Remains of the Data

Which States Have the Longest and Shortest Election Day Voting Hours?

Residents in some North Dakota towns have less than half as many hours to cast their ballots as those in New York State.

Political Crumbs

No 100-Year Curse for Roberts

Defeating his Tea Party primary challenger Milton Wolf with just 48.1 percent of the vote, Pat Roberts narrowly escaped becoming the first elected U.S. Senator from Kansas to lose a renomination bid in 100 years. The last - and so far only - elected U.S. Senator to lose a Kansas primary was one-term Republican Joseph Bristow in 1914. Bristow was defeated by former U.S. Senator Charles Curtis who went on to win three terms before becoming Herbert Hoover's running mate in 1928. Only one other U.S. Senator from the Sunflower State has lost a primary since the passage of the 17th Amendment: Sheila Frahm in 1996. Frahm was appointed to fill Bob Dole's seat earlier that year and finished 13.2 points behind Sam Brownback in the three-candidate primary field. Overall, incumbent senators from Kansas have won 29 times against two defeats in the direct vote era. (Curtis also lost a primary in 1912 to Walter Stubbs, one year before the nation moved to direct elections).

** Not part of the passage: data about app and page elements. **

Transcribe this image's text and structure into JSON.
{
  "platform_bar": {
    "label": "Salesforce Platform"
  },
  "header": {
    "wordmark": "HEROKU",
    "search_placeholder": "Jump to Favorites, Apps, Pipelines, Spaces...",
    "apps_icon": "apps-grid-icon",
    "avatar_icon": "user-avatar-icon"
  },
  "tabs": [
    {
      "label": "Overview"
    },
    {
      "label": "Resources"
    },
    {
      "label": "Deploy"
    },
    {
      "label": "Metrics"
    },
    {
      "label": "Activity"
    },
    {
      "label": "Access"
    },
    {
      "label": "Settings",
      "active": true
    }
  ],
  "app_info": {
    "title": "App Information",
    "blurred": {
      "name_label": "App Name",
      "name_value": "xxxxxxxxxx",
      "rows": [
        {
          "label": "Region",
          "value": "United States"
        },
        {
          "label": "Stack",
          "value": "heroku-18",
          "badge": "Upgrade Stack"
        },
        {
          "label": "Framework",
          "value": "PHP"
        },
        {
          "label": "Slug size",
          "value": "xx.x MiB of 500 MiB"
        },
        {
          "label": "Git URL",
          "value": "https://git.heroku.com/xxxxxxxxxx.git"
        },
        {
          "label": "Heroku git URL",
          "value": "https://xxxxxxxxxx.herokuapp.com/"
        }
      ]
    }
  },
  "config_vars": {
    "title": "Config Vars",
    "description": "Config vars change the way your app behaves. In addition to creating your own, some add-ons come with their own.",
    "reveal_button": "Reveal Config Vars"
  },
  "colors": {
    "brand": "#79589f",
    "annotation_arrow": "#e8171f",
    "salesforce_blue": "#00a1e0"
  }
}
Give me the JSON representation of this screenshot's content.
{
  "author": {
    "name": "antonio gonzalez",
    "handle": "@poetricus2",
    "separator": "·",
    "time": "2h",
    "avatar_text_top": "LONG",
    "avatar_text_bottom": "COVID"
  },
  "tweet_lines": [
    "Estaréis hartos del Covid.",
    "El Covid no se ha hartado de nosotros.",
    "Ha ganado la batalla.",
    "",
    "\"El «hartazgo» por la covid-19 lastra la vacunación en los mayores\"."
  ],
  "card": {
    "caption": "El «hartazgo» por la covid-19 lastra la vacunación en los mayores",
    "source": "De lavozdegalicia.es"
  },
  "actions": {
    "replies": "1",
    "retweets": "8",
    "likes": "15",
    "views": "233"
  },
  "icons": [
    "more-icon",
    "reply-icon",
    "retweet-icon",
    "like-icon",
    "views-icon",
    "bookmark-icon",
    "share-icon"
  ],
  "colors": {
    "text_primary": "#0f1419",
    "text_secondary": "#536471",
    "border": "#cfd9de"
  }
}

The Second Time Around

Former Republican Congressman Bob Beauprez became the seventh major party or second place gubernatorial candidate in Colorado to get a second chance at the office when he narrowly won his party's nomination last month. Two of the previous six candidates were successful. Democrat Alva Adams lost his first gubernatorial bid to Benjamin Eaton in 1884, but was victorious two years later against William Meyer. Democrat Charles Johnson placed third in 1894 behind Republican Albert McIntyre and Populist incumbent Governor David Waite but returned as the Fusion (Democrat/Populist) nominee in 1898 and defeated GOPer Henry Wolcott. Gubernatorial candidates who received a second chance but lost both general elections include Democrat Thomas Patterson (1888, 1914), Progressive Edward Costigan (1912, 1914), Republican Donald Brotzman (1954, 1956), and Republican David Strickland (1978, 1986).


more POLITICAL CRUMBS

Humphrey School Sites
CSPG
Humphrey New Media Hub

Issues />

<div id=
Abortion
Afghanistan
Budget and taxes
Campaign finances
Crime and punishment
Economy and jobs
Education
Energy
Environment
Foreign affairs
Gender
Health
Housing
Ideology
Immigration
Iraq
Media
Military
Partisanship
Race and ethnicity
Reapportionment
Redistricting
Religion
Sexuality
Sports
Terrorism
Third parties
Transportation
Voting